Tony Philliskirk’s goal was enough to see off Barrow and book a meeting with Manchester United at Old Trafford.

January 4, 1964: Bath City 1 Wanderers 1

Southern League side Bath had already beaten non-league giants Yeovil and Wimbledon to reach round three and proved tough opponents at Twerton Park.

With a quarter of an hour left the home side took the lead through Ken Owens. Wanderers would be heading for relegation from the top flight that season but managed to draw level with just three minutes to go with a goal from Franny Lee.

The replay was won 3-0 in front of 27,000 at Burnden, with Gordon Taylor, Lee and Wyn Davies on the scoresheet.
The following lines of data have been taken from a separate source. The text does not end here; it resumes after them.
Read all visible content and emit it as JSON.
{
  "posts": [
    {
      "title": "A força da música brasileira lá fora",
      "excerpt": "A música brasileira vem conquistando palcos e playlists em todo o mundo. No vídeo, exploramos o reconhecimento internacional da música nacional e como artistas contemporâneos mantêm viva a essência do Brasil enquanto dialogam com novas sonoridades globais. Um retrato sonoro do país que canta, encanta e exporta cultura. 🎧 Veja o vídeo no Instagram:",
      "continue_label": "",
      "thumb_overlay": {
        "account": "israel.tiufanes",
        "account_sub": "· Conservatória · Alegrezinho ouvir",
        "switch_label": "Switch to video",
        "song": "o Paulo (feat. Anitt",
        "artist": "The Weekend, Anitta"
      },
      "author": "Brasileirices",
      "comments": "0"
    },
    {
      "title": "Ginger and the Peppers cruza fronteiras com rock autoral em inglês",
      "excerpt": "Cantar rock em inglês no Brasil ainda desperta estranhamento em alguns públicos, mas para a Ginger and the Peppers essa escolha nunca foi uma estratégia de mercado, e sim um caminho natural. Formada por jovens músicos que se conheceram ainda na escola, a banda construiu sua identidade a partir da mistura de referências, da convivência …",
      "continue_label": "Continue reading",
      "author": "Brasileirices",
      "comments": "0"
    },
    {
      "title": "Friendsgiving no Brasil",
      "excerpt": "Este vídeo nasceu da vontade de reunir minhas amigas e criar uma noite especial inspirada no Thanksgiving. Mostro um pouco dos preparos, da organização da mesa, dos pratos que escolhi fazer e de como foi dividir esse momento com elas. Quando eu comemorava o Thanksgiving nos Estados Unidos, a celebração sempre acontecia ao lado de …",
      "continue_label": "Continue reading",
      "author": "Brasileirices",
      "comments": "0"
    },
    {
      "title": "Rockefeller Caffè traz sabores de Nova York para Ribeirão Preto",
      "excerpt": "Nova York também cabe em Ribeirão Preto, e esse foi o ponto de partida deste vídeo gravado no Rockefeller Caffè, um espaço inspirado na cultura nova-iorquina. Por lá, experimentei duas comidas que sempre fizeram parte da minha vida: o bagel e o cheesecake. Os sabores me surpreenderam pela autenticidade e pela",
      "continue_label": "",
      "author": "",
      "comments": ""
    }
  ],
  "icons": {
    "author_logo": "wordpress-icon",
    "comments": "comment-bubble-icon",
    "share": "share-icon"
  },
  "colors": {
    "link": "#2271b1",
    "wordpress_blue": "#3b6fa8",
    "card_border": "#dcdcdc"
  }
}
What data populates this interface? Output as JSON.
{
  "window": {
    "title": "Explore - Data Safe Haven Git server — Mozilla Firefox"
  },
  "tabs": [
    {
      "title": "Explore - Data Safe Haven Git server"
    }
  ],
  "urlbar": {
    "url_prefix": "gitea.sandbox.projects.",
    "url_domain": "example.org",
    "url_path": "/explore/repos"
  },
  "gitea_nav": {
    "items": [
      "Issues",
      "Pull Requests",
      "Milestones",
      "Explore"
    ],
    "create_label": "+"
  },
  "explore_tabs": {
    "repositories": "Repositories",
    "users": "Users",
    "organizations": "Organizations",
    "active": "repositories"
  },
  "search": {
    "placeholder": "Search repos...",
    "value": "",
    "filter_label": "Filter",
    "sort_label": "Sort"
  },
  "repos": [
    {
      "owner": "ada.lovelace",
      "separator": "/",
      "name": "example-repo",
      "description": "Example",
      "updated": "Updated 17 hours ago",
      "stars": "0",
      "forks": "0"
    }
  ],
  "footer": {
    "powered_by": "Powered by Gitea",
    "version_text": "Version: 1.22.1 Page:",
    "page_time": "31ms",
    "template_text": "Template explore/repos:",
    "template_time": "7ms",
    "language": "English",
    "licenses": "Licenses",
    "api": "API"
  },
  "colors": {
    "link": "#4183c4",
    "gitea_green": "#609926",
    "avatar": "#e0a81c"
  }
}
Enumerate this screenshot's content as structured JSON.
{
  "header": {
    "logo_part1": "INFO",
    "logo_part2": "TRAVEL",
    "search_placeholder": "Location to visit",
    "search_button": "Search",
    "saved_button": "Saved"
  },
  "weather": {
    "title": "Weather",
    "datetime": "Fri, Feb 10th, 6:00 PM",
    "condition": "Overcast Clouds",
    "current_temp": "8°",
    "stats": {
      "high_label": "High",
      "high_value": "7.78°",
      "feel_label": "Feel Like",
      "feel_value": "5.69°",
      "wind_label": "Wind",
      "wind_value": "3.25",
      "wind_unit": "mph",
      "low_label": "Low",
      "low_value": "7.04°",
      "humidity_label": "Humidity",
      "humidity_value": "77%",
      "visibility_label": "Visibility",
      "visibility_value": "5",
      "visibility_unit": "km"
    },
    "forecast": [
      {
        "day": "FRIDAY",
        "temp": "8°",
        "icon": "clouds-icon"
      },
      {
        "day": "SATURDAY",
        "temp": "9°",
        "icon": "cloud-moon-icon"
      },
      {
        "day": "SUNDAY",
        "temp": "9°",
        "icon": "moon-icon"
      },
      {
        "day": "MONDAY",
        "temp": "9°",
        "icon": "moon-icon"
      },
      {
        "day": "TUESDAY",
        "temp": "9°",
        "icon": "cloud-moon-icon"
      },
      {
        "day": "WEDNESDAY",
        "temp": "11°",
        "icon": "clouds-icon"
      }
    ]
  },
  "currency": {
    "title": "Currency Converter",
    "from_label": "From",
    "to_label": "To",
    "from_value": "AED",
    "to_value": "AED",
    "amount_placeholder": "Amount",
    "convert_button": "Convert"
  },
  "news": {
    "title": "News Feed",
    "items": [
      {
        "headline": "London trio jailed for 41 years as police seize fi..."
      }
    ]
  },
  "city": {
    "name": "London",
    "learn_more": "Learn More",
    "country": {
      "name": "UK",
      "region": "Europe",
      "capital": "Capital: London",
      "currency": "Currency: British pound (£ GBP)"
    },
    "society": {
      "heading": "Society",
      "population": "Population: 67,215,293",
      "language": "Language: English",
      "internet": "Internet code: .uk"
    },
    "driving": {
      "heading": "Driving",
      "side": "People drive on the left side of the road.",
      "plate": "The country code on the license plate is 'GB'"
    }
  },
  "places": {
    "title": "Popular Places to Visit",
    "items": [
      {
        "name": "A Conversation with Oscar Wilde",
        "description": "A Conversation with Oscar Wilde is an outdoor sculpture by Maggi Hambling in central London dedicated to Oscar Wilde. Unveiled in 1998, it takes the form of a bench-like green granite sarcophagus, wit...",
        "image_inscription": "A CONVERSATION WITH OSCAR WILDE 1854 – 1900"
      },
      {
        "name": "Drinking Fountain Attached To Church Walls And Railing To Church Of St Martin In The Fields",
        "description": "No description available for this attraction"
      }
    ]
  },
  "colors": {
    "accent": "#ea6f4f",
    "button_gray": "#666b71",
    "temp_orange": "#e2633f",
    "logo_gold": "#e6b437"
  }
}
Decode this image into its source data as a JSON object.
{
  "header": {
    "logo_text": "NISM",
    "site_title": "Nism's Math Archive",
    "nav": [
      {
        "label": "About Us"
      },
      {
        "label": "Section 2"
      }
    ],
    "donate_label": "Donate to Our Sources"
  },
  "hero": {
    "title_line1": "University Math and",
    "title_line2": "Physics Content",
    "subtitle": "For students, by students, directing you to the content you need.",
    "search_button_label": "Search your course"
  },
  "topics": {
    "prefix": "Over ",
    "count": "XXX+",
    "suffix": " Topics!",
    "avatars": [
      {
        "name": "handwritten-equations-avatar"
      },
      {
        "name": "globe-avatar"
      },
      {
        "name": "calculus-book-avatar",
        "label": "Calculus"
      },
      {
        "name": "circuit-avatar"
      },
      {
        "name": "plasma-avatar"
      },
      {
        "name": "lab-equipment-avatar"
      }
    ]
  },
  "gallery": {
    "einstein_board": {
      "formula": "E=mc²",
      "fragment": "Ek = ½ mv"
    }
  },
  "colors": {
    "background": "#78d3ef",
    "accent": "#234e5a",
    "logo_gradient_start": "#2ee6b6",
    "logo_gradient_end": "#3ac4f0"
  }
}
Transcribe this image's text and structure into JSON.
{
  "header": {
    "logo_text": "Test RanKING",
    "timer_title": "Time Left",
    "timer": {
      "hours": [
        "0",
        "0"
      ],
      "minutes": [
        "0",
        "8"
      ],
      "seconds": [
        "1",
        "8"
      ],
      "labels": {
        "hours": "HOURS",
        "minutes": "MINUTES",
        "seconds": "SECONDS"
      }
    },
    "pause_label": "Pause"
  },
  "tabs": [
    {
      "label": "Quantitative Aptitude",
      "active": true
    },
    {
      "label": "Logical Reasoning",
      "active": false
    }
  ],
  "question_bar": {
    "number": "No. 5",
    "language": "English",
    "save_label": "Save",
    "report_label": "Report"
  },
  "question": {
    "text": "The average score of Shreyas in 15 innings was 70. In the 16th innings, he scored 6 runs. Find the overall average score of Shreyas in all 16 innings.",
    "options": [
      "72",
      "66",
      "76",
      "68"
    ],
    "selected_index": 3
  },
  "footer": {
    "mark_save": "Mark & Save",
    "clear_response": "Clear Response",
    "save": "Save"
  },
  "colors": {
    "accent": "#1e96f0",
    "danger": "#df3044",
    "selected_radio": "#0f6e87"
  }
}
The Whites failed at the second attempt against Preston in the next round.

The Bolton News:

January 9, 2016: Eastleigh 1 Wanderers 1

Kick-off was in doubt right up to the warm-up at the Silverlake Stadium after heavy downpours had made the pitch a boggy nightmare for Neil Lennon’s side.

Dorian Dervite set the nerves jangling when he turned Jai Reason’s cross past his own keeper to give the National League side a lead they held until the 87th minute, when Darren Pratley plundered an equaliser from close range.

More than 1,000 travelling fans went home relieved, if not happy, and there were more problems to come at the Macron as Eastleigh fought to go in at half time at 2-2.

Joe Partington had put the non-league men into the lead 11 minutes in, but soon after Gary Madine and Dean Moxey had got Bolton into the lead Kaid Mohamed grabbed an equaliser in stoppage time.

Once again it was Pratley who came up with the goods when it mattered, adding a winning goal just before the hour mark.

He would score again in the fourth round – but it was not enough to stop Wanderers losing 2-1 against Leeds United in what would be a wretched campaign.

  • FA Cup facts taken from FA Cup 150 by Phil Annets, available on Amazon and all good bookshops now.